The power-boosting advantage of turbochargers is widely deployed today, but in coming years it could be tilted toward the design of smaller engines that still meet customers’ needs. “The real benefit comes from downsizing,” Dr. Heywood said. “That reduces friction, which chews up a significant part of the energy input.”
Dr. Heywood, who has pondered whether he would best serve his students by teaching combustion or electrochemistry, addresses the challenge of gasoline’s future from a somewhat different direction: the practical limitations of battery electric cars. “Holding a gas nozzle, you can transfer 10 megawatts of energy in five minutes,” he said, explaining today’s refueling reality. To recharge a Tesla electric at that rate today, he said, would require “a cable you couldn’t hold.”

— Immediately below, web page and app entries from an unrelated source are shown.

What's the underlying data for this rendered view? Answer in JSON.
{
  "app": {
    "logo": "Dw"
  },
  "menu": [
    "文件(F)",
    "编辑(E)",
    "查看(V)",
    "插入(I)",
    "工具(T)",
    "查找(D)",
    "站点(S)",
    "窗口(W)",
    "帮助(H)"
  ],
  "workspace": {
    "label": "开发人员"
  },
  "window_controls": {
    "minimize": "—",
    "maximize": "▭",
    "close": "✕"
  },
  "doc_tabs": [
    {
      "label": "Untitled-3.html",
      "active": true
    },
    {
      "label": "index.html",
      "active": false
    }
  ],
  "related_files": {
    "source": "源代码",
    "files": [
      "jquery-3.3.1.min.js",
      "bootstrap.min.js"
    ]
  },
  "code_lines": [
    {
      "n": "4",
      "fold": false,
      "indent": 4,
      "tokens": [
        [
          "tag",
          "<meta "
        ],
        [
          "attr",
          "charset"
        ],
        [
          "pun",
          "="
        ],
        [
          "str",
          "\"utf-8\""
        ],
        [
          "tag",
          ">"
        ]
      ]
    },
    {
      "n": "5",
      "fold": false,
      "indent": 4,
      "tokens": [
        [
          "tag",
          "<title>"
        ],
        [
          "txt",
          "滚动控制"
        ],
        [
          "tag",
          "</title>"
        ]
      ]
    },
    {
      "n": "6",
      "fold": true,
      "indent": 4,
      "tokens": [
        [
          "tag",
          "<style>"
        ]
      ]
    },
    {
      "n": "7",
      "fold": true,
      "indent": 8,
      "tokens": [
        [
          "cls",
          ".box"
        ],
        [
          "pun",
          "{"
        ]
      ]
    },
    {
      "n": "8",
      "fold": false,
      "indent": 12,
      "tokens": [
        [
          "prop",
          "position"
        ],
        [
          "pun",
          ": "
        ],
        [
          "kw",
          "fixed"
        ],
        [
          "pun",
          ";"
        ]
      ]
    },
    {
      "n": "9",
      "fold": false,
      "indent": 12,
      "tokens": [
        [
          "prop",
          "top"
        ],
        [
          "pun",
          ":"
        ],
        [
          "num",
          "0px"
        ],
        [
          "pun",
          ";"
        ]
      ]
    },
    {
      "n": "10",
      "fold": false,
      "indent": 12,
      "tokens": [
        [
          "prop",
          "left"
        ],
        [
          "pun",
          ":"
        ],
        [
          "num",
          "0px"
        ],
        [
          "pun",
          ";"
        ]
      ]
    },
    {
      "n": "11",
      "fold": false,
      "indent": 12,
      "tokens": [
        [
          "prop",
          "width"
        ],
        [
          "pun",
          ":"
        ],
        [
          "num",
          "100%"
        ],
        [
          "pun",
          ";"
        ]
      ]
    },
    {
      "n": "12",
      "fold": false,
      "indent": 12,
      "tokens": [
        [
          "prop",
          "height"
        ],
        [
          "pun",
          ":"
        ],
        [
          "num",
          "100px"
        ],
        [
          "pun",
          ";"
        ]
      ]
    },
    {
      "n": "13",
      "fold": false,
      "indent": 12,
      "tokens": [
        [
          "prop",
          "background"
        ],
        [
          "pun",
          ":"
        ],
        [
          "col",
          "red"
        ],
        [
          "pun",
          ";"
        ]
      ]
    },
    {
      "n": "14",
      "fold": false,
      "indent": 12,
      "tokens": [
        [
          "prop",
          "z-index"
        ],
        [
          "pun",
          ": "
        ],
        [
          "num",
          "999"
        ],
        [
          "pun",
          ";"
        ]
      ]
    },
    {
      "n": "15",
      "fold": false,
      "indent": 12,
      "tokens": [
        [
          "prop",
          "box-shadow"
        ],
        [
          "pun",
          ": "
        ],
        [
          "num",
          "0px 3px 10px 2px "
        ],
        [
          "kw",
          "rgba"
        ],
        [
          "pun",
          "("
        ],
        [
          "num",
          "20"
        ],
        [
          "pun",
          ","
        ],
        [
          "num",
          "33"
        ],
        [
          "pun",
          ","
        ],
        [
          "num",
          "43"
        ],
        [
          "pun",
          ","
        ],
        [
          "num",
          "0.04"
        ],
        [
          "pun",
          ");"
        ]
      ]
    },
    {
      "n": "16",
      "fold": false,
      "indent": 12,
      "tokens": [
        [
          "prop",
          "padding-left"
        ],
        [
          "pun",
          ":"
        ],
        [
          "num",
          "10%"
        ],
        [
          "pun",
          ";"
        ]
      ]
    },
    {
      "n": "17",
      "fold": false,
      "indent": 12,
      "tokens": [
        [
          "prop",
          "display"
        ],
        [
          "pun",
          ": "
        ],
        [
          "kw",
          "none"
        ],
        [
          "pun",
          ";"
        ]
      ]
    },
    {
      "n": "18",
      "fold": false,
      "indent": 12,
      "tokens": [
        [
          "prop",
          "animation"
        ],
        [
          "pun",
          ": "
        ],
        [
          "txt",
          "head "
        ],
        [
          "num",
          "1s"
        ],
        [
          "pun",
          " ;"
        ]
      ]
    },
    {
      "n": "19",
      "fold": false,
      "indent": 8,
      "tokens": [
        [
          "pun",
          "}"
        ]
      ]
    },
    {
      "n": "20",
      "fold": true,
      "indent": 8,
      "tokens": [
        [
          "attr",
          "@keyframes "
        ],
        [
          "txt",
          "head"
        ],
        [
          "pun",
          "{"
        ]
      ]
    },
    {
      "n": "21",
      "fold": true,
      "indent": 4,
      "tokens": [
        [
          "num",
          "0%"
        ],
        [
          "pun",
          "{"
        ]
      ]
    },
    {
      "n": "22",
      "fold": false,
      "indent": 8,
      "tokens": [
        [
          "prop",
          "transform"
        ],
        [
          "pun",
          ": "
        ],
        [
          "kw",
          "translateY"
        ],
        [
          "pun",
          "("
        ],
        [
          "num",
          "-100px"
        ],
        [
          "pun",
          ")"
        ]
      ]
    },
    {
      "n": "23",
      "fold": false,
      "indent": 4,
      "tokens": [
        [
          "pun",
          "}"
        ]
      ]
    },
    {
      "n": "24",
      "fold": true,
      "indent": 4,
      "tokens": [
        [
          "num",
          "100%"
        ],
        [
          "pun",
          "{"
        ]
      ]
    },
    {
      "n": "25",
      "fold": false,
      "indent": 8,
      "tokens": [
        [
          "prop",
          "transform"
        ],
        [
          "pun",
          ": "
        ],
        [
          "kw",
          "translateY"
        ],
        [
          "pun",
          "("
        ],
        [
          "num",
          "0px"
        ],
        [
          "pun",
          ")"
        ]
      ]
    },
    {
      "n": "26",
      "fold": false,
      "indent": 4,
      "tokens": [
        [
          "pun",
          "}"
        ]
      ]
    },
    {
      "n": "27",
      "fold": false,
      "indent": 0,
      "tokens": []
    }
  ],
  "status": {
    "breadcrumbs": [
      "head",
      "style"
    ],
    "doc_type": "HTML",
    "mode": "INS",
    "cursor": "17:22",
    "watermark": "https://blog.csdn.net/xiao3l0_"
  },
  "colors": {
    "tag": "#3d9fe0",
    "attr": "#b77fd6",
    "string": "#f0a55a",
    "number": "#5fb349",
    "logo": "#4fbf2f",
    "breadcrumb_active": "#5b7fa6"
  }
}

The question is how much better gas engines can get. Conventional piston engines have come a long way, and technical refinements like direct fuel injection, variable valve timing and cylinder shutdown systems are now widespread. Along with innovations in lightweight body materials and dual-clutch transmissions, mileage has steadily improved, so naturally, further gains are now harder to come by — usually in single-digit percentages.
Why won’t electric cars catch on faster?
That depends on what is meant by “electric.” In the United States today, only about a dozen new models run solely on motors powered by batteries; five times that many models in showrooms use some combination of a gasoline or diesel engine and an electric motor. These hybrids, some of which carry large batteries that can be recharged by plugging into grid power, can be very efficient. But because of the extra equipment, their initial cost is higher. Electrified cars of all types are selling briskly compared with previous years, but they are still a tiny portion of the total market in this country. In July, hybrids and electrics accounted for 44,000 sales in a total market of 1.4 million vehicles.
Even the plans in Europe to ban the sale of new gas- or diesel-powered cars will take decades to fully kick in. The rules would not take effect for more than 20 years. In addition, the average age of the 270 million light-duty vehicles on the road in the United States today approaches 12 years, so even if sales of new petrol-burning cars stopped immediately, it would take more than a decade for the fleet to switch over.
But cars like the Toyota Prius can still be more economical, right?
Hybrids like the Prius may continue to save money at each fill-up, but that’s not the whole story. In its test of the 2017 Chrysler Pacifica Hybrid minivan, a plug-in model that the government says can drive 33 miles on battery power alone, Car and Driver calculated the payback of the $2,100 hybrid premium to be more than eight years (based on driving 12,000 miles a year and before any tax incentives). So, yes, there are savings if you drive lots of miles or tend to hold on to vehicles for a long time. The calculus shifts if gas gets more expensive. That said, the hybrid is friendlier to the planet in terms of tailpipe emissions and greenhouse gases.
What else should we expect with engines further into the future?
By 2050, Dr. Heywood’s studies project, today’s fuel economy could be doubled. “A quarter to a third of that improvement would come from improvements to the vehicle,” he said, in areas like aerodynamics and weight reduction. Other promising areas include variable compression ratios — a technology Nissan plans to introduce next year — and making better use of available fuels.
That question of whether to teach combustion or electrochemistry? Dr. Heywood still wrestles with it, though he admits that the answer is “both of the above.” The topic has become the theme of a presentation he has prepared — and the concept of electrification can be found on most pages.